75 Barclay Circle, Rochester Hills, Michigan 48307. The pulmonary clinic is in Suite 205 and the Sleep Center is in Suite 220.

​​​Rochester (248) 651-6430

Lapeer (810) 667-3111

Lansing (517) 853-5550

Washington Sleep Center (586) 207-1247

     Est. 1987

Allergy & Immunology specializes in the treatment and management of an extensive spectrum of allergic, respiratory, and skin disorders in both adults and children, including:

Allergy & Immunology Services


Some medications interfere with skin testing results. If you are having allergy testing in our office, we ask that you stop taking oral antihistamines starting 3 days (72 hours) prior to testing. If you are not sure if you should stop a certain medication, please call our office. Common oral antihistamines include: 

  • Benedryl (diphenhydramine)
  • Allegra (fenofexadine)
  • Astelin (azelastine)
  • Zyrtec (cetirizine)​
  • Chronic cough
  • Recurrent Infections
  • Immunologic diseases
  • Rashes
  • Asthma
  • Seasonal allergies/hay fever
  • Sinus problems
  • Post nasal drip
  • Hives
  • Angioedema
  • Eczema
  • Food and drug allergies
  • Xyzal (levocetirizine)
  • Claritin (loratadine)
  • Clarinex (desloratidine)


Pregnant women should not undergo allergy skin testing. A pregnancy test can be ordered if you are unsure if you are pregnant.

What is Allergy Skin Testing?

Skin tests are a method of testing for allergic reactions to substances, or allergens, in the environment.
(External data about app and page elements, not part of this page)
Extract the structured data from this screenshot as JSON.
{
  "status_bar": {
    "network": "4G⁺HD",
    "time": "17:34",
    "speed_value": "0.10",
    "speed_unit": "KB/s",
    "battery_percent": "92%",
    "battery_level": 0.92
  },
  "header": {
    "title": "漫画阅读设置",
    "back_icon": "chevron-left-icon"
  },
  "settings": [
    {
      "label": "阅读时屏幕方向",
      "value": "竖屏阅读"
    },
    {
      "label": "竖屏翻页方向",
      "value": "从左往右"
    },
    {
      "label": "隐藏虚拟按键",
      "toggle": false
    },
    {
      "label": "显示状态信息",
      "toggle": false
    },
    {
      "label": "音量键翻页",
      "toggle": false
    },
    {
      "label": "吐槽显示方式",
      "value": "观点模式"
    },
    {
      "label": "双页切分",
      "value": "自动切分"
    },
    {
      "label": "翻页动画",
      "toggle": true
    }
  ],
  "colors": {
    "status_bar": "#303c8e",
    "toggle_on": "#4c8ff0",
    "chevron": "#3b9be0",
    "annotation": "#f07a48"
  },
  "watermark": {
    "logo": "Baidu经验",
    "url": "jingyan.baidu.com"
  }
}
A test consists of introducing small amounts of allergens into the skin and noting the development of a positive reaction, which consists of a wheal (swelling) and flare (surrounding area of redness).
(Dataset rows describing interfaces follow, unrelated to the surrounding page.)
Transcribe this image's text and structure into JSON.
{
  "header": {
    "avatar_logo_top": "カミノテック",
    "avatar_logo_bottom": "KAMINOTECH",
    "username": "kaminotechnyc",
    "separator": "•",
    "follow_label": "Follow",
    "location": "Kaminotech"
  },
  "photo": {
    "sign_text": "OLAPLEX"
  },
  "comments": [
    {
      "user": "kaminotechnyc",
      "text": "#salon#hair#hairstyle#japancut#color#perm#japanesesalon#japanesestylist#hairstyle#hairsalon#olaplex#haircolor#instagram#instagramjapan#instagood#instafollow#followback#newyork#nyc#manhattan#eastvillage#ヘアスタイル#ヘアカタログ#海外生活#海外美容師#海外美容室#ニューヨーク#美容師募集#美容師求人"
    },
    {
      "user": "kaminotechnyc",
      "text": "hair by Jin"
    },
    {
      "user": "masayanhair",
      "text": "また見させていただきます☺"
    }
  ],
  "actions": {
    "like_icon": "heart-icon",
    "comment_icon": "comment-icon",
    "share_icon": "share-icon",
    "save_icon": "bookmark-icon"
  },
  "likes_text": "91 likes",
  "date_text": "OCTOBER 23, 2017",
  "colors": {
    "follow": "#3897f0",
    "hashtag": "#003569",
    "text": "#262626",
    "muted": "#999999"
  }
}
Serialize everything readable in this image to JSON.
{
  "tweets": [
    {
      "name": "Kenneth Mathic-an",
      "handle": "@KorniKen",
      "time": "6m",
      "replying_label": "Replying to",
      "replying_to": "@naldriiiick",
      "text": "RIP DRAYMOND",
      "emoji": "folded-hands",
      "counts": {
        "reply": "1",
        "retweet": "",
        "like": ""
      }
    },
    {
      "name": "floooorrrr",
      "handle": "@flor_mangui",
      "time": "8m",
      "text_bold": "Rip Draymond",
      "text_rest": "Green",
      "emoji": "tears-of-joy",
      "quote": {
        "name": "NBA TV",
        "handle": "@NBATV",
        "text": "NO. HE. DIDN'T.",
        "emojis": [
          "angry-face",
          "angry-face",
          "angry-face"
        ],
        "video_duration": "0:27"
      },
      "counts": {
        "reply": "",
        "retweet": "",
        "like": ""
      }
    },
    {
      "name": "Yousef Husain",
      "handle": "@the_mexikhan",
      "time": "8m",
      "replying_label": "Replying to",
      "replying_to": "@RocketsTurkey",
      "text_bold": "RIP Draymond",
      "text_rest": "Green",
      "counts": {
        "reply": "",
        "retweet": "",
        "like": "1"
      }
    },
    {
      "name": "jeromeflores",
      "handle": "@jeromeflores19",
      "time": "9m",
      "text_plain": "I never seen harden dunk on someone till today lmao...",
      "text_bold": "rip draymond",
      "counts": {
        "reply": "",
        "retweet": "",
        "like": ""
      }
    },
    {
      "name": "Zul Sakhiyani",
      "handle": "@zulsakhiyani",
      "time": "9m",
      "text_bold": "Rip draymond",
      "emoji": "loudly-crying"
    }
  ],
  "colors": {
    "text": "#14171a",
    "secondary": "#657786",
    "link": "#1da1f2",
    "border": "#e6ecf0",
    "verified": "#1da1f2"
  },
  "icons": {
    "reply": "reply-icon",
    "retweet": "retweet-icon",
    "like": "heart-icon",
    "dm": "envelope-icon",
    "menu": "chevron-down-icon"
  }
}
We employ the prick method, where the skin is pricked with a sharp device that introduces the allergen into the skin. Other allergy testing options include injecting the allergen with needles or going to a lab for blood tests.

How Long Will It Take?

The entire testing process will take about 30 minutes. We test a variety of important allergens that are found in the Metro Detroit region including trees, grasses, weeds, molds, dust mites, and animal dander. After administering the allergens, we wait approximately 20 minutes to review the results. A positive reaction occurs when the skin becomes red, raised, and itchy.

This skin reaction will gradually dissipate within 30‐60 minutes. Some people will experience local swelling beginning 4‐8 hours after testing. This is not serious and typically no treatment is required. It should disappear in the next few days. Less than 1% of patients may develop a systemic reaction to skin testing, which may consist of any or all of the following symptoms: itchy eyes, nose, or throat, nasal congestion, runny nose, tightness in the throat or chest, wheezing, lightheadedness, nausea or vomiting, hives, or anaphylactic shock. This is very rare, but in the event of such reactions, the staff is fully prepared and emergency equipment is readily available.